YOUR OBJECTIVE:
Each line below should be repeated exactly as it stands.

PROVIDED INFORMATION:
________________________
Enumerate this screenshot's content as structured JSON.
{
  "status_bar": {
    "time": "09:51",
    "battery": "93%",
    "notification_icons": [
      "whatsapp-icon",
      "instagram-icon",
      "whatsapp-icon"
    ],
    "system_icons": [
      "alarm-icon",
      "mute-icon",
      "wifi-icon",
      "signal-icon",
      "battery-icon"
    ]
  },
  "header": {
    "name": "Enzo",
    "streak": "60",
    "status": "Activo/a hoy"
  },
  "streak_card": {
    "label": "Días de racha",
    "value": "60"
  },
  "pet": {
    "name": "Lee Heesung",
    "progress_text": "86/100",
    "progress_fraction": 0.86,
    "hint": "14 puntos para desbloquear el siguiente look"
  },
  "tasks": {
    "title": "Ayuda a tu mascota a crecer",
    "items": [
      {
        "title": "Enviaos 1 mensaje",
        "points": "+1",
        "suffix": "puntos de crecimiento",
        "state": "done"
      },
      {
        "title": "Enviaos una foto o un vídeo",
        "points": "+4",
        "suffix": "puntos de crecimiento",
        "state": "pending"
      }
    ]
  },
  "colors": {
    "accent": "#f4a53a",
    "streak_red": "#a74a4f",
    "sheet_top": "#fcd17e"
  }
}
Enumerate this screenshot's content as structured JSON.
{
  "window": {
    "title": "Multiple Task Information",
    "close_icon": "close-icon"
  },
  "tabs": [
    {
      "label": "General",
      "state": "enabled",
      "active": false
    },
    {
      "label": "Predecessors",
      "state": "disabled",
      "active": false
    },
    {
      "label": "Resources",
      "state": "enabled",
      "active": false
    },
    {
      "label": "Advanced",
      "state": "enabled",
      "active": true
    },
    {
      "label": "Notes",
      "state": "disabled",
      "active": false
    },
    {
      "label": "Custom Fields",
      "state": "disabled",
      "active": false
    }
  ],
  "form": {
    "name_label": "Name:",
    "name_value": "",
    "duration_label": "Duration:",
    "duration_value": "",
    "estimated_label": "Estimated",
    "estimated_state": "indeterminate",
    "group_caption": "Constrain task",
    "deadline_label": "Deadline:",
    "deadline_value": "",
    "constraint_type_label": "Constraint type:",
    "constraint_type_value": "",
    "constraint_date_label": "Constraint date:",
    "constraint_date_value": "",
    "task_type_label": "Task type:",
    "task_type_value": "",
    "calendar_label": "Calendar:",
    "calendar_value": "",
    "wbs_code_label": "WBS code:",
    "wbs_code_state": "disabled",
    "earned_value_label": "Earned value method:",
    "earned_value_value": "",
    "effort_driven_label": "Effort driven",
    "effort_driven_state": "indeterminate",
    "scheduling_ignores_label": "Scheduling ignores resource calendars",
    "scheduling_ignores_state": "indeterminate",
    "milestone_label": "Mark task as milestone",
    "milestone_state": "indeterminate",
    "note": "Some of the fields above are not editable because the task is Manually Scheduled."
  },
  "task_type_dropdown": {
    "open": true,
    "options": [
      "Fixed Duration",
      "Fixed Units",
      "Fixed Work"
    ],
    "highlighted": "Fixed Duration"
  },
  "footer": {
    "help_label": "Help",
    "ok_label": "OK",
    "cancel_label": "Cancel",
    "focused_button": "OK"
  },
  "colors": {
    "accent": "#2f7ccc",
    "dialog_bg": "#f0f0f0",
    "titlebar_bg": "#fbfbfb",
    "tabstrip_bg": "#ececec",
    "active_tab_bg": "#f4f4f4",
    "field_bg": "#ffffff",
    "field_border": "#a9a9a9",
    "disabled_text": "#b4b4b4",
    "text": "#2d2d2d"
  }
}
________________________
RESULT:
Enumerate this screenshot's content as structured JSON.
{
  "status_bar": {
    "time": "09:51",
    "battery": "93%",
    "notification_icons": [
      "whatsapp-icon",
      "instagram-icon",
      "whatsapp-icon"
    ],
    "system_icons": [
      "alarm-icon",
      "mute-icon",
      "wifi-icon",
      "signal-icon",
      "battery-icon"
    ]
  },
  "header": {
    "name": "Enzo",
    "streak": "60",
    "status": "Activo/a hoy"
  },
  "streak_card": {
    "label": "Días de racha",
    "value": "60"
  },
  "pet": {
    "name": "Lee Heesung",
    "progress_text": "86/100",
    "progress_fraction": 0.86,
    "hint": "14 puntos para desbloquear el siguiente look"
  },
  "tasks": {
    "title": "Ayuda a tu mascota a crecer",
    "items": [
      {
        "title": "Enviaos 1 mensaje",
        "points": "+1",
        "suffix": "puntos de crecimiento",
        "state": "done"
      },
      {
        "title": "Enviaos una foto o un vídeo",
        "points": "+4",
        "suffix": "puntos de crecimiento",
        "state": "pending"
      }
    ]
  },
  "colors": {
    "accent": "#f4a53a",
    "streak_red": "#a74a4f",
    "sheet_top": "#fcd17e"
  }
}
Enumerate this screenshot's content as structured JSON.
{
  "window": {
    "title": "Multiple Task Information",
    "close_icon": "close-icon"
  },
  "tabs": [
    {
      "label": "General",
      "state": "enabled",
      "active": false
    },
    {
      "label": "Predecessors",
      "state": "disabled",
      "active": false
    },
    {
      "label": "Resources",
      "state": "enabled",
      "active": false
    },
    {
      "label": "Advanced",
      "state": "enabled",
      "active": true
    },
    {
      "label": "Notes",
      "state": "disabled",
      "active": false
    },
    {
      "label": "Custom Fields",
      "state": "disabled",
      "active": false
    }
  ],
  "form": {
    "name_label": "Name:",
    "name_value": "",
    "duration_label": "Duration:",
    "duration_value": "",
    "estimated_label": "Estimated",
    "estimated_state": "indeterminate",
    "group_caption": "Constrain task",
    "deadline_label": "Deadline:",
    "deadline_value": "",
    "constraint_type_label": "Constraint type:",
    "constraint_type_value": "",
    "constraint_date_label": "Constraint date:",
    "constraint_date_value": "",
    "task_type_label": "Task type:",
    "task_type_value": "",
    "calendar_label": "Calendar:",
    "calendar_value": "",
    "wbs_code_label": "WBS code:",
    "wbs_code_state": "disabled",
    "earned_value_label": "Earned value method:",
    "earned_value_value": "",
    "effort_driven_label": "Effort driven",
    "effort_driven_state": "indeterminate",
    "scheduling_ignores_label": "Scheduling ignores resource calendars",
    "scheduling_ignores_state": "indeterminate",
    "milestone_label": "Mark task as milestone",
    "milestone_state": "indeterminate",
    "note": "Some of the fields above are not editable because the task is Manually Scheduled."
  },
  "task_type_dropdown": {
    "open": true,
    "options": [
      "Fixed Duration",
      "Fixed Units",
      "Fixed Work"
    ],
    "highlighted": "Fixed Duration"
  },
  "footer": {
    "help_label": "Help",
    "ok_label": "OK",
    "cancel_label": "Cancel",
    "focused_button": "OK"
  },
  "colors": {
    "accent": "#2f7ccc",
    "dialog_bg": "#f0f0f0",
    "titlebar_bg": "#fbfbfb",
    "tabstrip_bg": "#ececec",
    "active_tab_bg": "#f4f4f4",
    "field_bg": "#ffffff",
    "field_border": "#a9a9a9",
    "disabled_text": "#b4b4b4",
    "text": "#2d2d2d"
  }
}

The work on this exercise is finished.